    The Bible IS a book written by, for, and about an oppressed people. In that way, I think that blacks are uniquely positioned to understand an overall theme of the Bible that most whites have missed.

    It was great to hear Anthony Smith talk about how he sees these issues. I admit that I hadn’t heard of ‘post-modern negro’ until i read Tony’s new book “The New Christians”…but now I’m hooked.


    – btw, thanks for linking to me on emergentvillage

  5. erico says:

    March 19th, 2008 at 10:06 pm

    “The Bible IS a book written by, for, and about oppressed people…”

    Yup, yup…It was a Jeremiah Wright who apocalypsed the last book. Just been meditating on this. I call it the Blues.

    What I see in Wright is a prophetic impulse most store in their gut. A refusal to be “dignified”. Simply, we don’t walk where Wright, and as a highly educated black man, Wright represents to me the prophetic tradition which refuses to leave the realities of black underclass behind. I may disagree with his conclusions, but I can understand with how he got there. This is an interseting man to me. He travels beneath his critical, self-assured, “middle-class” class instinct and is refusing to condescend. See, I don’t think we know the audience, like Wright knows his congregation – critical, self-assured and hopeful.

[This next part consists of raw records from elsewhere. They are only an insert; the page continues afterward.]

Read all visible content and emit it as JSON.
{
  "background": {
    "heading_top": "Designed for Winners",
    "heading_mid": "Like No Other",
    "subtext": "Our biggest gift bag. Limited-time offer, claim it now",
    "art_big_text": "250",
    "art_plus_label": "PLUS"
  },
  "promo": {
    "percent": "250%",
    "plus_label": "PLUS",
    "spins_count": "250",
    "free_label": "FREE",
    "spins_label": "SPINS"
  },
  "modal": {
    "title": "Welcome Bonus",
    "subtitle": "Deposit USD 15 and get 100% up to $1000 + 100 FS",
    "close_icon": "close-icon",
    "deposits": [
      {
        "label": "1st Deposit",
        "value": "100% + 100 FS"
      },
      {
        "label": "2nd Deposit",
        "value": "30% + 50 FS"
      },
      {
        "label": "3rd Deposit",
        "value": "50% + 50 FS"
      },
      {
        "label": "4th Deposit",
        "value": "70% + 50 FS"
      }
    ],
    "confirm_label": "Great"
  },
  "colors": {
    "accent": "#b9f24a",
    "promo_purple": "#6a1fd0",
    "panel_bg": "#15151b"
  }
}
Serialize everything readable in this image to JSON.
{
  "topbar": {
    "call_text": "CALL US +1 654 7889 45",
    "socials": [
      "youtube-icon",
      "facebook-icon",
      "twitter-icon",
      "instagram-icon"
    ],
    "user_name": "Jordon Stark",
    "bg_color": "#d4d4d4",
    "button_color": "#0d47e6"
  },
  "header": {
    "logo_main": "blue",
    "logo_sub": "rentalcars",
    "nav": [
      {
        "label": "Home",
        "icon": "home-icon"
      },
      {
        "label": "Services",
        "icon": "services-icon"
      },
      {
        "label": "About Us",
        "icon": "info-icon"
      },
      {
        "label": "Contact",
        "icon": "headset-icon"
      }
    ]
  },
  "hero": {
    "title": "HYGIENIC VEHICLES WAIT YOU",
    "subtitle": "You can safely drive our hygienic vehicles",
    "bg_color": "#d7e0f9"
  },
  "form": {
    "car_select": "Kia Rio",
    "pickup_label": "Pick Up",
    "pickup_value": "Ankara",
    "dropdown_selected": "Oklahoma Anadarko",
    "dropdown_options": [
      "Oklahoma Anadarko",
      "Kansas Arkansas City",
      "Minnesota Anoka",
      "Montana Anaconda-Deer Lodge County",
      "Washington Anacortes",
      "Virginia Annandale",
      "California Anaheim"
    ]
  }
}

  6. Ed Gilbreath says:

    March 20th, 2008 at 9:10 pm

    Great conversation. I especially appreciate the concluding riff on the mission of a prophet.

    Thanks for the shout out. I do track with Anthony’s point that “racism” (or white privilege) can also speak of the white community’s blindness to black culture or its refusal to engage other cultures on their own terms. I guess I shy away from the term “racism” because it usually shuts down the conversation once invoked.

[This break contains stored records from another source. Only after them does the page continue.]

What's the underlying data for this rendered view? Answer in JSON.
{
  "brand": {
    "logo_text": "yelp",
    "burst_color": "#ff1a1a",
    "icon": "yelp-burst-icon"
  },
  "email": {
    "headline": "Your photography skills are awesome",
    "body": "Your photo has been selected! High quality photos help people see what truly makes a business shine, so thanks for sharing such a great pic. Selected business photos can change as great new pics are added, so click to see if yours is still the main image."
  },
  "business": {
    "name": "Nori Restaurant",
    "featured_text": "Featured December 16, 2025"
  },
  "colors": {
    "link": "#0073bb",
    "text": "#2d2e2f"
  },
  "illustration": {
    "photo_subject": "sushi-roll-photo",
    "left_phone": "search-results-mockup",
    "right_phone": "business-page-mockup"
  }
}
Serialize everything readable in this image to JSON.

  7. Progression of Faith says:

    March 22nd, 2008 at 9:40 am

    Thanks for posting that conversation. Anthony did a great job. Rev. Wright was simply following in the footsteps of all the great prophets. I wonder if those who reject him ever read the book of Jeremiah. Jeremiah and later Jesus both damn their own nation as they call for its destruction as a result of its domestic and foreign policy.

    my 2 cents…


Leave a Comment

Leave a Comment via Facebook